Friday, January 17, 2014
The main character of James Joyce's short story, "A Mother" (beginning on p, 103 of the link), is a naturally pale woman with an unbending manner who made few friends at school. She became Mrs. Kearney out of spite, Joyce tells us, when her friends began to loosen their tongues regarding her impending spinsterhood. Hoppy Holohan had been attempting for nearly a month to arrange a series of concerts for the Eire Abu Society, but he had no success until he came across Mrs. Kearney, who then "arranged everything."
She did so because she desired that her daughter, Kathleen, perform as accompanist at the Society's concerts. Once Mr. Holohan approached her, Mrs. Kearney "entered heart and soul into the details of the enterprise, advised and dissuaded: and finally a contract was drawn up by which Kathleen was to receive eight guineas for her services as accompanist at the four grand concerts."
The relationship sours as soon as the concerts begin. Wednesday's concert is poorly attended. Thursday's concert is better attended, but the audience "behaved indecorously, as if the concert were an informal dress rehearsal." Moreover, as Mrs. Kearney noted, and Mr. Holohan conceded, "the artistes" were not good. But the real conflict arose over a decision by the "Cometty" of the Society to reduce the number of concerts from four to three. Mrs. Kearney attempted to protest to Mr. Holohan that any such decision did not alter the contract, and her daughter would be paid for all four concerts.

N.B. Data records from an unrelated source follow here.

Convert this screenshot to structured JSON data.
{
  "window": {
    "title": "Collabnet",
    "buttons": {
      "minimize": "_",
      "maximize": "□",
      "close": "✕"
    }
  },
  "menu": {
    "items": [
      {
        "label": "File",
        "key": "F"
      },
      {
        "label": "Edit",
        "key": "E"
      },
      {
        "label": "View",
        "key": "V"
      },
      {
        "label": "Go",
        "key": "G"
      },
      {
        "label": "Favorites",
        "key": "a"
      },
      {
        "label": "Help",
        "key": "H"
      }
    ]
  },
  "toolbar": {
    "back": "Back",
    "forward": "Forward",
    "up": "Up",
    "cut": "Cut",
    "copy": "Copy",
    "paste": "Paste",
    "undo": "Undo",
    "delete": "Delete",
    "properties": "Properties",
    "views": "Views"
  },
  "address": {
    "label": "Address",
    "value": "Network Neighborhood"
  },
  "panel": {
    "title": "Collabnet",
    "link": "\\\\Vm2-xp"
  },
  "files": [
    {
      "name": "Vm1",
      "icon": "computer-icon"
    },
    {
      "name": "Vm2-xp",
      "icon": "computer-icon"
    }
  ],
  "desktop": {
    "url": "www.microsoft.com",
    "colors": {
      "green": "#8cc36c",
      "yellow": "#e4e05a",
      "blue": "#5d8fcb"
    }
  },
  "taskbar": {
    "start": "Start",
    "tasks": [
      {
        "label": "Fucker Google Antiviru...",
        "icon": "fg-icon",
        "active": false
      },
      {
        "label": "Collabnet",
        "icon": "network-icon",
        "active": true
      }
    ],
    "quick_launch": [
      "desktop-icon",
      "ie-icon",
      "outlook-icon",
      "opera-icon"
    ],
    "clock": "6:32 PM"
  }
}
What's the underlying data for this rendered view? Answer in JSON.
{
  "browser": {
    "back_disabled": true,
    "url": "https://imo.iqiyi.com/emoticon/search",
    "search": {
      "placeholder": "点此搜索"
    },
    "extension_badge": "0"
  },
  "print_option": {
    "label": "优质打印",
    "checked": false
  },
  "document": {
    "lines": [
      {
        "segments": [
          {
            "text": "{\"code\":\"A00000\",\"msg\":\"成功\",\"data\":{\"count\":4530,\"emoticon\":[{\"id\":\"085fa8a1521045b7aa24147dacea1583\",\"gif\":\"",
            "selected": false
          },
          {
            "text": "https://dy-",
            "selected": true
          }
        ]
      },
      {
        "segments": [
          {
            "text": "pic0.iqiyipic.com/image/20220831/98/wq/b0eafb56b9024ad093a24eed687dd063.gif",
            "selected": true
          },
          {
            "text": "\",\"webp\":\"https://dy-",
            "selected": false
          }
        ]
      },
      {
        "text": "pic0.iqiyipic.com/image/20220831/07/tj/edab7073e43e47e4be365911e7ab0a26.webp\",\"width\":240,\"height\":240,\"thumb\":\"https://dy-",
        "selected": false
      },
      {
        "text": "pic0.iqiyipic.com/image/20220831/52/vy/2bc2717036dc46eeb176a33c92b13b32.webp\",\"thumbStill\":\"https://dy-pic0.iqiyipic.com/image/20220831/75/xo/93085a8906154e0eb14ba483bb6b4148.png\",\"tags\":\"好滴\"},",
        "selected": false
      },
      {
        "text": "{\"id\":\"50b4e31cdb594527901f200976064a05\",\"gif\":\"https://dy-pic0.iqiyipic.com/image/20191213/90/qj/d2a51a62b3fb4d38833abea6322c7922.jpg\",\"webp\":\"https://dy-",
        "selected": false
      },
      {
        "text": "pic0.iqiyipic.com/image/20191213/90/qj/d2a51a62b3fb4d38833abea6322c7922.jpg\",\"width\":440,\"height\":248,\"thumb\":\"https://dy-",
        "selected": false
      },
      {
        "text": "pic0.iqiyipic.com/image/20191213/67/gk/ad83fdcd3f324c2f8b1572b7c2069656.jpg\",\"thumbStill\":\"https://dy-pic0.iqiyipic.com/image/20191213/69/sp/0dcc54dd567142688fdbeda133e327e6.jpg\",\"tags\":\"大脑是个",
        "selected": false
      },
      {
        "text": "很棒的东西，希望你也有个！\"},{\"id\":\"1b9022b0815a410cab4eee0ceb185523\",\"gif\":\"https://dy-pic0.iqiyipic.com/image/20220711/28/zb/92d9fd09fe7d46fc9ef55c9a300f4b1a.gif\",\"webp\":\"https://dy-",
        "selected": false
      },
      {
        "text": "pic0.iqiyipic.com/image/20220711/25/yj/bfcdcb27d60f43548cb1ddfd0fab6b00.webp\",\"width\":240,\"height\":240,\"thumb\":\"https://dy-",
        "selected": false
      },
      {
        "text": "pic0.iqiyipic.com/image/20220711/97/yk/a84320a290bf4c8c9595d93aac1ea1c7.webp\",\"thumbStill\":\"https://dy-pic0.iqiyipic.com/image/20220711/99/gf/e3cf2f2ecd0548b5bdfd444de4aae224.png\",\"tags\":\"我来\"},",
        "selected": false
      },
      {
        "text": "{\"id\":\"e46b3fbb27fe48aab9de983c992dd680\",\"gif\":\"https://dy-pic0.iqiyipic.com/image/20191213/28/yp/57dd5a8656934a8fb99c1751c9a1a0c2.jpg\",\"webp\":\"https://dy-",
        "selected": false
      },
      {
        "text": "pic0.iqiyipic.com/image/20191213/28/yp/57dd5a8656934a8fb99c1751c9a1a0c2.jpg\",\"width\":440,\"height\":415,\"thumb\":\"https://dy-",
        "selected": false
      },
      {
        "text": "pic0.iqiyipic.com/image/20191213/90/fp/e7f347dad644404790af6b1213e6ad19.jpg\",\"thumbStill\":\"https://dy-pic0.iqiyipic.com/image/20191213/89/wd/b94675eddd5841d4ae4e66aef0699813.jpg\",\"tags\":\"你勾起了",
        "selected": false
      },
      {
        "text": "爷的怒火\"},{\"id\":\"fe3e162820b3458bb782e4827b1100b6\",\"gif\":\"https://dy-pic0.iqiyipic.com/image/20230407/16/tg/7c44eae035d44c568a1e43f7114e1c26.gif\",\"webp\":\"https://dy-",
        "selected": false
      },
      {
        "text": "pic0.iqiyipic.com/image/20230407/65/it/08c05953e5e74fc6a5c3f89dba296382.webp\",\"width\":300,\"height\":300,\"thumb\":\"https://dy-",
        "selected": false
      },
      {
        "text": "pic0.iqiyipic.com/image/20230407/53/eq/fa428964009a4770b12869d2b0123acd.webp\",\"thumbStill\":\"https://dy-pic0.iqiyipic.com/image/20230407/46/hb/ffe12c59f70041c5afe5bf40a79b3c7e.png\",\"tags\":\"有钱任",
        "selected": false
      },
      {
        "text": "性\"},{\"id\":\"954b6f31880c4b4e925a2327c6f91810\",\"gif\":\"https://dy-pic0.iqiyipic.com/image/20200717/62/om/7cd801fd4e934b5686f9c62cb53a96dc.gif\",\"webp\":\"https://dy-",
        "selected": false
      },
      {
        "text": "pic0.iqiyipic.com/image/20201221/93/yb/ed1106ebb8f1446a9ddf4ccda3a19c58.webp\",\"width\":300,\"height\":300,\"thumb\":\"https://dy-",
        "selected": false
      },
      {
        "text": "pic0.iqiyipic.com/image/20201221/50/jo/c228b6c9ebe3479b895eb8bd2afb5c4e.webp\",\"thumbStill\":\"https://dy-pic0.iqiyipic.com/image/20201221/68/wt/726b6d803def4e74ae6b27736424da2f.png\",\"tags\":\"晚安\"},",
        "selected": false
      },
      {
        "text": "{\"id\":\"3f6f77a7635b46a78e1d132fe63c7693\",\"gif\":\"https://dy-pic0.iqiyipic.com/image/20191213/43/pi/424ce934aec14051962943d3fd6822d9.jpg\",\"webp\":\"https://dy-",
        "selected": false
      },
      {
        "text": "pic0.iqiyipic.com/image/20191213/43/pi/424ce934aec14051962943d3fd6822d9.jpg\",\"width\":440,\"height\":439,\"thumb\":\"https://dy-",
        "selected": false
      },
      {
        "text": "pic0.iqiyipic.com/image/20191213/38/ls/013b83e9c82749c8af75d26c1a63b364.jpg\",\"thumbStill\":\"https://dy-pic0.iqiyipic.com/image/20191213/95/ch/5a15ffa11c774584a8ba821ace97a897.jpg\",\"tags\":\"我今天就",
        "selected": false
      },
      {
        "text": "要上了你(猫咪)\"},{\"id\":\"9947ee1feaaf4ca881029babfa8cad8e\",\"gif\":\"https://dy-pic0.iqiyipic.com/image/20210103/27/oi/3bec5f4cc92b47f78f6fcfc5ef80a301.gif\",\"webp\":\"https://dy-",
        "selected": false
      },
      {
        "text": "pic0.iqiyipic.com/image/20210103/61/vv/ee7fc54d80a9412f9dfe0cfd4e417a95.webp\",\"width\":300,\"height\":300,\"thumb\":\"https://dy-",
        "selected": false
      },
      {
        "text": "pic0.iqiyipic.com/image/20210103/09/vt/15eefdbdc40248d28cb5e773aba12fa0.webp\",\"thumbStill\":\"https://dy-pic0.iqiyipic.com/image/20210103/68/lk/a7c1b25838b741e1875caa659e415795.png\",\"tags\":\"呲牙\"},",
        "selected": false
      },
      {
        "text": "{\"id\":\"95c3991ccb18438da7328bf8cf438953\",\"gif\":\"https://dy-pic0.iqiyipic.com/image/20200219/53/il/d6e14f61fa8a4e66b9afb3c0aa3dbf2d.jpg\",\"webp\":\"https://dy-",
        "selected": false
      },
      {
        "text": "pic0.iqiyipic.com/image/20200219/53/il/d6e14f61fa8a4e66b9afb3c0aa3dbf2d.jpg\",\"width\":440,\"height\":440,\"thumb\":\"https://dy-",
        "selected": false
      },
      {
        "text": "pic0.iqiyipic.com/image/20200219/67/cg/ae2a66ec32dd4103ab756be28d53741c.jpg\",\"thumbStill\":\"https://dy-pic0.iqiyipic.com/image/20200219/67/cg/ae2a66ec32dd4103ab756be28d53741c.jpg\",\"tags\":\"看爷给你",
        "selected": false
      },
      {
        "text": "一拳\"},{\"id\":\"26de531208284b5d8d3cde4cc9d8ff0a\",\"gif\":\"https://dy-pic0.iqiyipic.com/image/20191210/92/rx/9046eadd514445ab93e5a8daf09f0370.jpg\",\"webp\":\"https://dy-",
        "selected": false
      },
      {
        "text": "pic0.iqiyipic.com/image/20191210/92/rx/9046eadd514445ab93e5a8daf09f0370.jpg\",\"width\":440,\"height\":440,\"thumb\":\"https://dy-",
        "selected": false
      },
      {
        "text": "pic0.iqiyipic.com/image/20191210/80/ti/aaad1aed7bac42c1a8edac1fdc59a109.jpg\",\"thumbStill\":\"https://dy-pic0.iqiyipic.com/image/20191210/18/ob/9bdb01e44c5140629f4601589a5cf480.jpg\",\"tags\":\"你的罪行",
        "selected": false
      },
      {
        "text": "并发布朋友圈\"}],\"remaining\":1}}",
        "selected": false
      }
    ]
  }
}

We none of us can help our natures, and Mrs. Kearney's frosty and haughty disposition, coupled with Mr. Holohan's well-intentioned ineptitude combine to form the equivalent of Chekhov's gun introduced in Act I which must be fired in Act III. When Mrs. Kearney threatens that her daughter be paid in advance or she will not perform in the final contract, Mr. Holohan attempts to disclaim all authority and refers her to the elusive Mr. Fitzpatrick.
One Mr. O 'Madden Burke was to write a notice of the concert for The Freeman. Joyce describes him as "a suave, elderly man who balanced his imposing body, when at rest, upon a large silk umbrella. His magniloquent western name was the moral umbrella upon which he balanced the fine problem of his finances. He was widely respected." After a few rounds of haggling over Ms. Kearney's pay, Mr. O 'Madden Burke declared that "Ms. Kathleen Kearney's musical career was ended in Dublin."
There are dangers in insisting that contractual promises are irrevocable.